▶ _RECORD EXCERPTS_
###
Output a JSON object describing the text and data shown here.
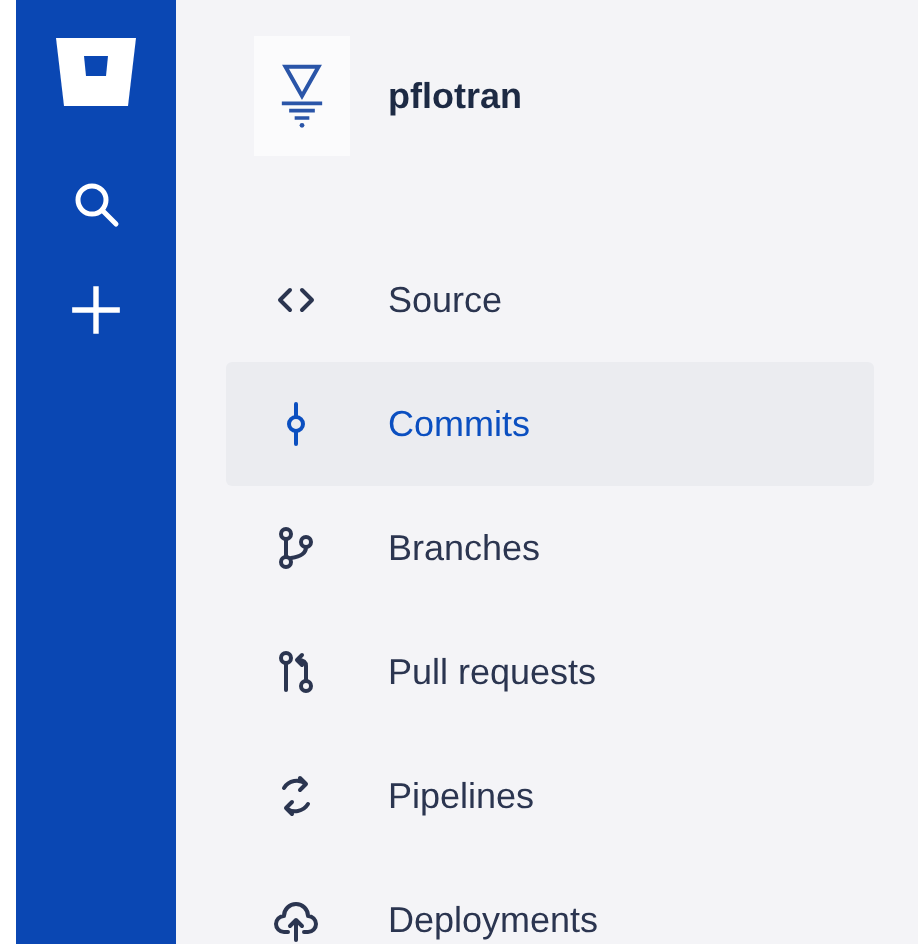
{
  "repository": {
    "name": "pflotran"
  },
  "nav_items": [
    {
      "label": "Source",
      "kind": "source",
      "selected": false
    },
    {
      "label": "Commits",
      "kind": "commits",
      "selected": true
    },
    {
      "label": "Branches",
      "kind": "branches",
      "selected": false
    },
    {
      "label": "Pull requests",
      "kind": "pull-requests",
      "selected": false
    },
    {
      "label": "Pipelines",
      "kind": "pipelines",
      "selected": false
    },
    {
      "label": "Deployments",
      "kind": "deployments",
      "selected": false
    }
  ]
}
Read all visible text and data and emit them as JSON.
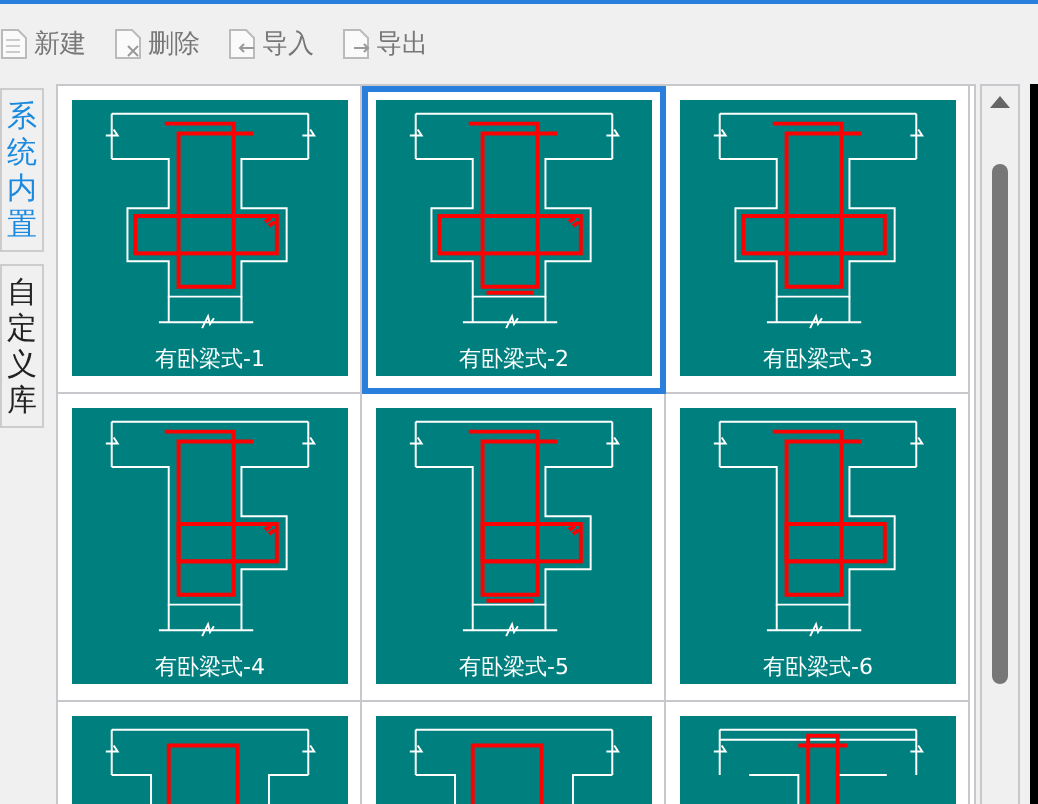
{
  "toolbar": [
    {
      "label": "新建",
      "kind": "new"
    },
    {
      "label": "删除",
      "kind": "delete"
    },
    {
      "label": "导入",
      "kind": "import"
    },
    {
      "label": "导出",
      "kind": "export"
    }
  ],
  "side_tabs": [
    {
      "label": "系统内置",
      "selected": true
    },
    {
      "label": "自定义库",
      "selected": false
    }
  ],
  "styles": [
    {
      "label": "有卧梁式-1",
      "kind": "cross",
      "selected": false
    },
    {
      "label": "有卧梁式-2",
      "kind": "cross",
      "selected": true
    },
    {
      "label": "有卧梁式-3",
      "kind": "cross",
      "selected": false
    },
    {
      "label": "有卧梁式-4",
      "kind": "side",
      "selected": false
    },
    {
      "label": "有卧梁式-5",
      "kind": "side",
      "selected": false
    },
    {
      "label": "有卧梁式-6",
      "kind": "side",
      "selected": false
    },
    {
      "kind": "wide",
      "selected": false
    },
    {
      "kind": "wide",
      "selected": false
    },
    {
      "kind": "narrow",
      "selected": false
    }
  ]
}
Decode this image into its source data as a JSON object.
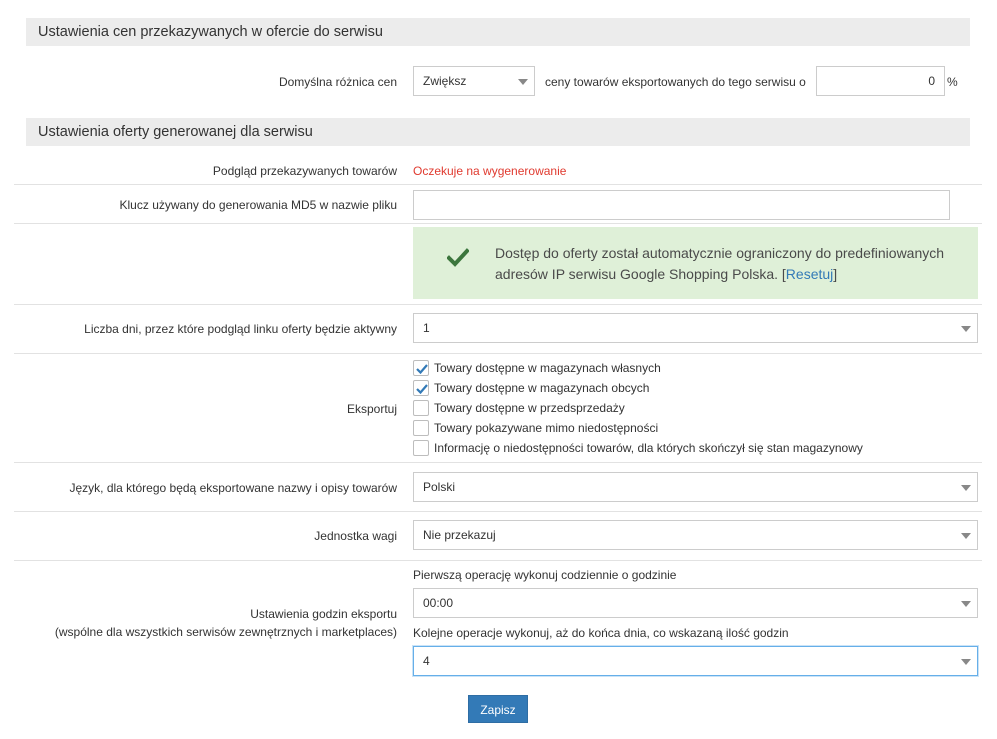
{
  "section_prices": {
    "title": "Ustawienia cen przekazywanych w ofercie do serwisu",
    "price_diff_label": "Domyślna różnica cen",
    "price_diff_select": "Zwiększ",
    "price_diff_text": "ceny towarów eksportowanych do tego serwisu o",
    "price_diff_value": "0",
    "price_diff_unit": "%"
  },
  "section_offer": {
    "title": "Ustawienia oferty generowanej dla serwisu",
    "preview_label": "Podgląd przekazywanych towarów",
    "preview_status": "Oczekuje na wygenerowanie",
    "md5_label": "Klucz używany do generowania MD5 w nazwie pliku",
    "md5_value": "",
    "alert_text": "Dostęp do oferty został automatycznie ograniczony do predefiniowanych adresów IP serwisu Google Shopping Polska.",
    "alert_reset_open": "[",
    "alert_reset": "Resetuj",
    "alert_reset_close": "]",
    "days_label": "Liczba dni, przez które podgląd linku oferty będzie aktywny",
    "days_value": "1",
    "export_label": "Eksportuj",
    "export_options": [
      {
        "label": "Towary dostępne w magazynach własnych",
        "checked": true
      },
      {
        "label": "Towary dostępne w magazynach obcych",
        "checked": true
      },
      {
        "label": "Towary dostępne w przedsprzedaży",
        "checked": false
      },
      {
        "label": "Towary pokazywane mimo niedostępności",
        "checked": false
      },
      {
        "label": "Informację o niedostępności towarów, dla których skończył się stan magazynowy",
        "checked": false
      }
    ],
    "language_label": "Język, dla którego będą eksportowane nazwy i opisy towarów",
    "language_value": "Polski",
    "weight_label": "Jednostka wagi",
    "weight_value": "Nie przekazuj",
    "hours_label_line1": "Ustawienia godzin eksportu",
    "hours_label_line2": "(wspólne dla wszystkich serwisów zewnętrznych i marketplaces)",
    "first_op_label": "Pierwszą operację wykonuj codziennie o godzinie",
    "first_op_value": "00:00",
    "next_op_label": "Kolejne operacje wykonuj, aż do końca dnia, co wskazaną ilość godzin",
    "next_op_value": "4"
  },
  "save_button": "Zapisz",
  "colors": {
    "accent": "#337ab7",
    "status_red": "#e03a2f",
    "alert_bg": "#dff0d8",
    "check_green": "#3c763d"
  },
  "icons": {
    "alert": "check-icon",
    "checkbox_mark": "checkmark-icon",
    "select_caret": "caret-down-icon"
  }
}
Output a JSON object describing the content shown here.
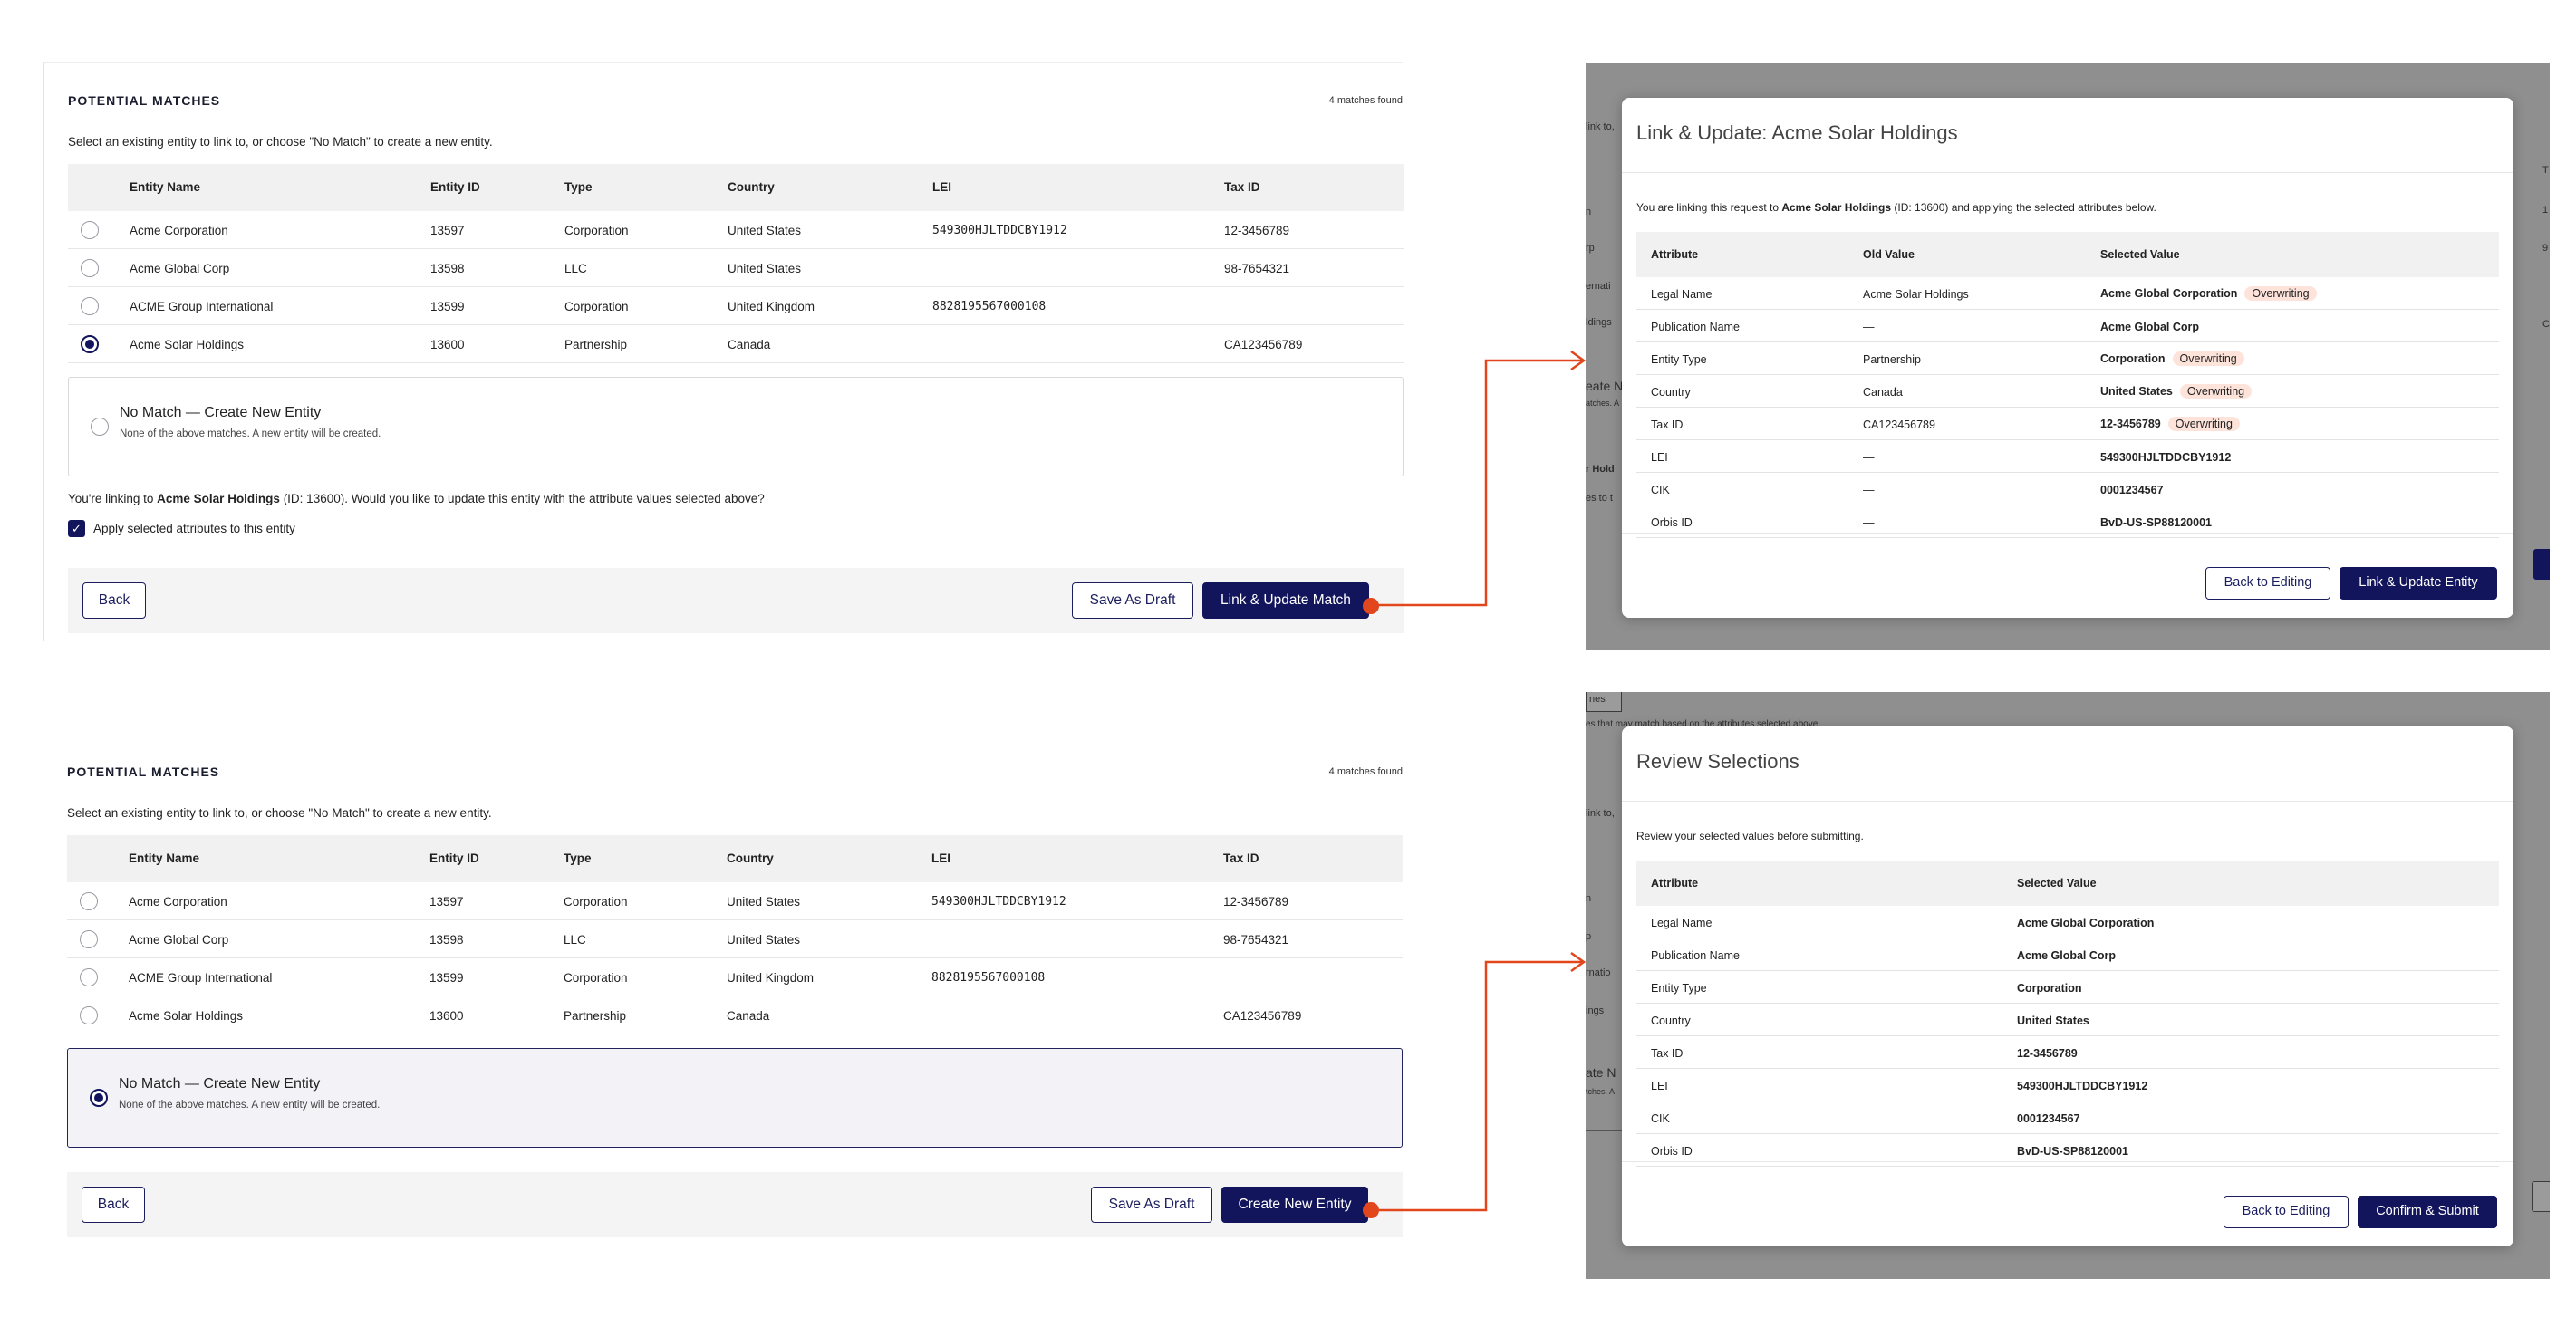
{
  "colors": {
    "primary": "#12155b",
    "accent_arrow": "#e2461d",
    "overwrite_pill": "#fde3da"
  },
  "matches": {
    "heading": "POTENTIAL MATCHES",
    "count": "4 matches found",
    "description": "Select an existing entity to link to, or choose \"No Match\" to create a new entity.",
    "columns": [
      "Entity Name",
      "Entity ID",
      "Type",
      "Country",
      "LEI",
      "Tax ID"
    ],
    "rows": [
      {
        "name": "Acme Corporation",
        "id": "13597",
        "type": "Corporation",
        "country": "United States",
        "lei": "549300HJLTDDCBY1912",
        "tax": "12-3456789"
      },
      {
        "name": "Acme Global Corp",
        "id": "13598",
        "type": "LLC",
        "country": "United States",
        "lei": "",
        "tax": "98-7654321"
      },
      {
        "name": "ACME Group International",
        "id": "13599",
        "type": "Corporation",
        "country": "United Kingdom",
        "lei": "8828195567000108",
        "tax": ""
      },
      {
        "name": "Acme Solar Holdings",
        "id": "13600",
        "type": "Partnership",
        "country": "Canada",
        "lei": "",
        "tax": "CA123456789"
      }
    ],
    "no_match_title": "No Match — Create New Entity",
    "no_match_sub": "None of the above matches. A new entity will be created.",
    "link_msg_prefix": "You're linking to ",
    "link_msg_name": "Acme Solar Holdings",
    "link_msg_suffix": " (ID: 13600). Would you like to update this entity with the attribute values selected above?",
    "checkbox_label": "Apply selected attributes to this entity",
    "back": "Back",
    "save_draft": "Save As Draft",
    "link_update": "Link & Update Match",
    "create_new": "Create New Entity"
  },
  "link_modal": {
    "title": "Link & Update: Acme Solar Holdings",
    "desc_prefix": "You are linking this request to ",
    "desc_name": "Acme Solar Holdings",
    "desc_suffix": " (ID: 13600) and applying the selected attributes below.",
    "columns": [
      "Attribute",
      "Old Value",
      "Selected Value"
    ],
    "overwriting": "Overwriting",
    "rows": [
      {
        "attr": "Legal Name",
        "old": "Acme Solar Holdings",
        "new": "Acme Global Corporation",
        "ow": true
      },
      {
        "attr": "Publication Name",
        "old": "—",
        "new": "Acme Global Corp",
        "ow": false
      },
      {
        "attr": "Entity Type",
        "old": "Partnership",
        "new": "Corporation",
        "ow": true
      },
      {
        "attr": "Country",
        "old": "Canada",
        "new": "United States",
        "ow": true
      },
      {
        "attr": "Tax ID",
        "old": "CA123456789",
        "new": "12-3456789",
        "ow": true
      },
      {
        "attr": "LEI",
        "old": "—",
        "new": "549300HJLTDDCBY1912",
        "ow": false
      },
      {
        "attr": "CIK",
        "old": "—",
        "new": "0001234567",
        "ow": false
      },
      {
        "attr": "Orbis ID",
        "old": "—",
        "new": "BvD-US-SP88120001",
        "ow": false
      }
    ],
    "back": "Back to Editing",
    "confirm": "Link & Update Entity"
  },
  "review_modal": {
    "title": "Review Selections",
    "desc": "Review your selected values before submitting.",
    "columns": [
      "Attribute",
      "Selected Value"
    ],
    "rows": [
      {
        "attr": "Legal Name",
        "new": "Acme Global Corporation"
      },
      {
        "attr": "Publication Name",
        "new": "Acme Global Corp"
      },
      {
        "attr": "Entity Type",
        "new": "Corporation"
      },
      {
        "attr": "Country",
        "new": "United States"
      },
      {
        "attr": "Tax ID",
        "new": "12-3456789"
      },
      {
        "attr": "LEI",
        "new": "549300HJLTDDCBY1912"
      },
      {
        "attr": "CIK",
        "new": "0001234567"
      },
      {
        "attr": "Orbis ID",
        "new": "BvD-US-SP88120001"
      }
    ],
    "back": "Back to Editing",
    "confirm": "Confirm & Submit"
  },
  "backdrop_fragments": {
    "top": [
      "link to,",
      "n",
      "rp",
      "ernati",
      "ldings",
      "eate N",
      "atches. A",
      "r Hold",
      "es to t"
    ],
    "top_right": [
      "T",
      "1",
      "9",
      "C"
    ],
    "bottom": [
      "nes",
      "es that may match based on the attributes selected above.",
      "link to,",
      "n",
      "p",
      "rnatio",
      "ings",
      "ate N",
      "tches. A"
    ]
  }
}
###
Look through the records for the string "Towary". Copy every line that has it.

        "label": "Towary dostępne w magazynach własnych",
        "label": "Towary dostępne w magazynach obcych",
        "label": "Towary dostępne w przedsprzedaży",
        "label": "Towary pokazywane mimo niedostępności",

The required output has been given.